Task | Write each record again exactly as it stands.

==== Input data ====

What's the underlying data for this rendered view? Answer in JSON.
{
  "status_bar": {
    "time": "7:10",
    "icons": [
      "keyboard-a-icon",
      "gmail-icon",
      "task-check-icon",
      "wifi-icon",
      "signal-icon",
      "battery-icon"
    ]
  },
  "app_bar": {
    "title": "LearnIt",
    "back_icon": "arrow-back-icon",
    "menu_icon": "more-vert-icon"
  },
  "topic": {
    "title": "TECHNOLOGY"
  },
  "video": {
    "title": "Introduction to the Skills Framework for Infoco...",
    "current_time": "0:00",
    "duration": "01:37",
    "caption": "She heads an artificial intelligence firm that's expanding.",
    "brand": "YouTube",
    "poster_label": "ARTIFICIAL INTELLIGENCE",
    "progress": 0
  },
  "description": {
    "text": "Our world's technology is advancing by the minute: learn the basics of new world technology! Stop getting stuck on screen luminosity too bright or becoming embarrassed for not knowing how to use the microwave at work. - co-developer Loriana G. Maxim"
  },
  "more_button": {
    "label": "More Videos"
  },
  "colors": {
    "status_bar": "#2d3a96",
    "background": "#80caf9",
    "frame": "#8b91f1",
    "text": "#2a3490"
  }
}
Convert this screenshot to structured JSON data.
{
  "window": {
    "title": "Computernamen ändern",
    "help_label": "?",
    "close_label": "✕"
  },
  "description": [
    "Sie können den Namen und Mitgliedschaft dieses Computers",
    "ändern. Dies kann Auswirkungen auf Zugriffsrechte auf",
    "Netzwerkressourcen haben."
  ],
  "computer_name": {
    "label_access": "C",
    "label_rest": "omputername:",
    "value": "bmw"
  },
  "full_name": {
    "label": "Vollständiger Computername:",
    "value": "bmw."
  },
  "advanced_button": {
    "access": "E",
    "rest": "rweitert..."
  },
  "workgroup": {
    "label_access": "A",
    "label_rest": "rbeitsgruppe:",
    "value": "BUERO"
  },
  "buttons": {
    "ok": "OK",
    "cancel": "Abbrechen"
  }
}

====

Solution to this exercise |
What's the underlying data for this rendered view? Answer in JSON.
{
  "status_bar": {
    "time": "7:10",
    "icons": [
      "keyboard-a-icon",
      "gmail-icon",
      "task-check-icon",
      "wifi-icon",
      "signal-icon",
      "battery-icon"
    ]
  },
  "app_bar": {
    "title": "LearnIt",
    "back_icon": "arrow-back-icon",
    "menu_icon": "more-vert-icon"
  },
  "topic": {
    "title": "TECHNOLOGY"
  },
  "video": {
    "title": "Introduction to the Skills Framework for Infoco...",
    "current_time": "0:00",
    "duration": "01:37",
    "caption": "She heads an artificial intelligence firm that's expanding.",
    "brand": "YouTube",
    "poster_label": "ARTIFICIAL INTELLIGENCE",
    "progress": 0
  },
  "description": {
    "text": "Our world's technology is advancing by the minute: learn the basics of new world technology! Stop getting stuck on screen luminosity too bright or becoming embarrassed for not knowing how to use the microwave at work. - co-developer Loriana G. Maxim"
  },
  "more_button": {
    "label": "More Videos"
  },
  "colors": {
    "status_bar": "#2d3a96",
    "background": "#80caf9",
    "frame": "#8b91f1",
    "text": "#2a3490"
  }
}
Convert this screenshot to structured JSON data.
{
  "window": {
    "title": "Computernamen ändern",
    "help_label": "?",
    "close_label": "✕"
  },
  "description": [
    "Sie können den Namen und Mitgliedschaft dieses Computers",
    "ändern. Dies kann Auswirkungen auf Zugriffsrechte auf",
    "Netzwerkressourcen haben."
  ],
  "computer_name": {
    "label_access": "C",
    "label_rest": "omputername:",
    "value": "bmw"
  },
  "full_name": {
    "label": "Vollständiger Computername:",
    "value": "bmw."
  },
  "advanced_button": {
    "access": "E",
    "rest": "rweitert..."
  },
  "workgroup": {
    "label_access": "A",
    "label_rest": "rbeitsgruppe:",
    "value": "BUERO"
  },
  "buttons": {
    "ok": "OK",
    "cancel": "Abbrechen"
  }
}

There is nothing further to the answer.